* [TASK DETAILS]: From top to bottom, reproduce the listing without a single change.

******

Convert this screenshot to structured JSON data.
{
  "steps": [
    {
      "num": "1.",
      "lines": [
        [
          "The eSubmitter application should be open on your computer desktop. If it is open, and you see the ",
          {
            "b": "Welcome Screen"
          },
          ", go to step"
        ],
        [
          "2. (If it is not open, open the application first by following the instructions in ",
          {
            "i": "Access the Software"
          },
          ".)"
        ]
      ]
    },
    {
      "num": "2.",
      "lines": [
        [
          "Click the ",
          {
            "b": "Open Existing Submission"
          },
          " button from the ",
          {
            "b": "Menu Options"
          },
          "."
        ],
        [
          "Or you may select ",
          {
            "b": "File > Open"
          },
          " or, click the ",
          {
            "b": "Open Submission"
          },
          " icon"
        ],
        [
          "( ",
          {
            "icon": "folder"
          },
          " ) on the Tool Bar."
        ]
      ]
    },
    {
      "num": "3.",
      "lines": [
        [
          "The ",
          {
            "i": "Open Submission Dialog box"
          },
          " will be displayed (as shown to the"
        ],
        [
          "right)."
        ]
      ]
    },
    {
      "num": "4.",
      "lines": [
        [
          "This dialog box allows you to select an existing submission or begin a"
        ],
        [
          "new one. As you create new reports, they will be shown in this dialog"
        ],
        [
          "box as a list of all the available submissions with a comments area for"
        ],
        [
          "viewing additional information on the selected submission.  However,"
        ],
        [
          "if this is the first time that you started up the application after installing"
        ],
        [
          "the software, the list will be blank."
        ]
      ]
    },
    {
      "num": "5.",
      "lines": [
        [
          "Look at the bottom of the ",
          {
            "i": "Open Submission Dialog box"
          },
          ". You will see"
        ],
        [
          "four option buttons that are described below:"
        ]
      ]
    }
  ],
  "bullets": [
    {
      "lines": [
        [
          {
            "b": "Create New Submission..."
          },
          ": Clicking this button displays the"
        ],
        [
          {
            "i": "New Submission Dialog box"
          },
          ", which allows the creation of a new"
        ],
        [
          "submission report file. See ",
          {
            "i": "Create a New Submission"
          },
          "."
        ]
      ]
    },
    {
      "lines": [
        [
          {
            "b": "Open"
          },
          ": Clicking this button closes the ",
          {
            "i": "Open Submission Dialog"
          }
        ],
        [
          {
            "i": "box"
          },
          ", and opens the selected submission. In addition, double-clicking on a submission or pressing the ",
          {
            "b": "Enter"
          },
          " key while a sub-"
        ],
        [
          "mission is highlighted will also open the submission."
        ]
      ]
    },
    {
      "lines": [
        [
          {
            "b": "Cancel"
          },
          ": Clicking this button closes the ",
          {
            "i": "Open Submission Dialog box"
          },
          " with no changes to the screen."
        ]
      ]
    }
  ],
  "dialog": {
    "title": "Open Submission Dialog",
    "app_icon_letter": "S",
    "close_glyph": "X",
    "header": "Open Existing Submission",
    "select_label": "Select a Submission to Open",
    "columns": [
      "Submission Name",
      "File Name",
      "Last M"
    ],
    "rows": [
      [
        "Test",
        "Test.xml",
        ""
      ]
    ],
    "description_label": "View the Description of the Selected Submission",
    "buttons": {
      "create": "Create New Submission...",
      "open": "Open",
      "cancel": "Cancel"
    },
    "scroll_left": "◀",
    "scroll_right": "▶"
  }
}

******

* [REPLY]:
Convert this screenshot to structured JSON data.
{
  "steps": [
    {
      "num": "1.",
      "lines": [
        [
          "The eSubmitter application should be open on your computer desktop. If it is open, and you see the ",
          {
            "b": "Welcome Screen"
          },
          ", go to step"
        ],
        [
          "2. (If it is not open, open the application first by following the instructions in ",
          {
            "i": "Access the Software"
          },
          ".)"
        ]
      ]
    },
    {
      "num": "2.",
      "lines": [
        [
          "Click the ",
          {
            "b": "Open Existing Submission"
          },
          " button from the ",
          {
            "b": "Menu Options"
          },
          "."
        ],
        [
          "Or you may select ",
          {
            "b": "File > Open"
          },
          " or, click the ",
          {
            "b": "Open Submission"
          },
          " icon"
        ],
        [
          "( ",
          {
            "icon": "folder"
          },
          " ) on the Tool Bar."
        ]
      ]
    },
    {
      "num": "3.",
      "lines": [
        [
          "The ",
          {
            "i": "Open Submission Dialog box"
          },
          " will be displayed (as shown to the"
        ],
        [
          "right)."
        ]
      ]
    },
    {
      "num": "4.",
      "lines": [
        [
          "This dialog box allows you to select an existing submission or begin a"
        ],
        [
          "new one. As you create new reports, they will be shown in this dialog"
        ],
        [
          "box as a list of all the available submissions with a comments area for"
        ],
        [
          "viewing additional information on the selected submission.  However,"
        ],
        [
          "if this is the first time that you started up the application after installing"
        ],
        [
          "the software, the list will be blank."
        ]
      ]
    },
    {
      "num": "5.",
      "lines": [
        [
          "Look at the bottom of the ",
          {
            "i": "Open Submission Dialog box"
          },
          ". You will see"
        ],
        [
          "four option buttons that are described below:"
        ]
      ]
    }
  ],
  "bullets": [
    {
      "lines": [
        [
          {
            "b": "Create New Submission..."
          },
          ": Clicking this button displays the"
        ],
        [
          {
            "i": "New Submission Dialog box"
          },
          ", which allows the creation of a new"
        ],
        [
          "submission report file. See ",
          {
            "i": "Create a New Submission"
          },
          "."
        ]
      ]
    },
    {
      "lines": [
        [
          {
            "b": "Open"
          },
          ": Clicking this button closes the ",
          {
            "i": "Open Submission Dialog"
          }
        ],
        [
          {
            "i": "box"
          },
          ", and opens the selected submission. In addition, double-clicking on a submission or pressing the ",
          {
            "b": "Enter"
          },
          " key while a sub-"
        ],
        [
          "mission is highlighted will also open the submission."
        ]
      ]
    },
    {
      "lines": [
        [
          {
            "b": "Cancel"
          },
          ": Clicking this button closes the ",
          {
            "i": "Open Submission Dialog box"
          },
          " with no changes to the screen."
        ]
      ]
    }
  ],
  "dialog": {
    "title": "Open Submission Dialog",
    "app_icon_letter": "S",
    "close_glyph": "X",
    "header": "Open Existing Submission",
    "select_label": "Select a Submission to Open",
    "columns": [
      "Submission Name",
      "File Name",
      "Last M"
    ],
    "rows": [
      [
        "Test",
        "Test.xml",
        ""
      ]
    ],
    "description_label": "View the Description of the Selected Submission",
    "buttons": {
      "create": "Create New Submission...",
      "open": "Open",
      "cancel": "Cancel"
    },
    "scroll_left": "◀",
    "scroll_right": "▶"
  }
}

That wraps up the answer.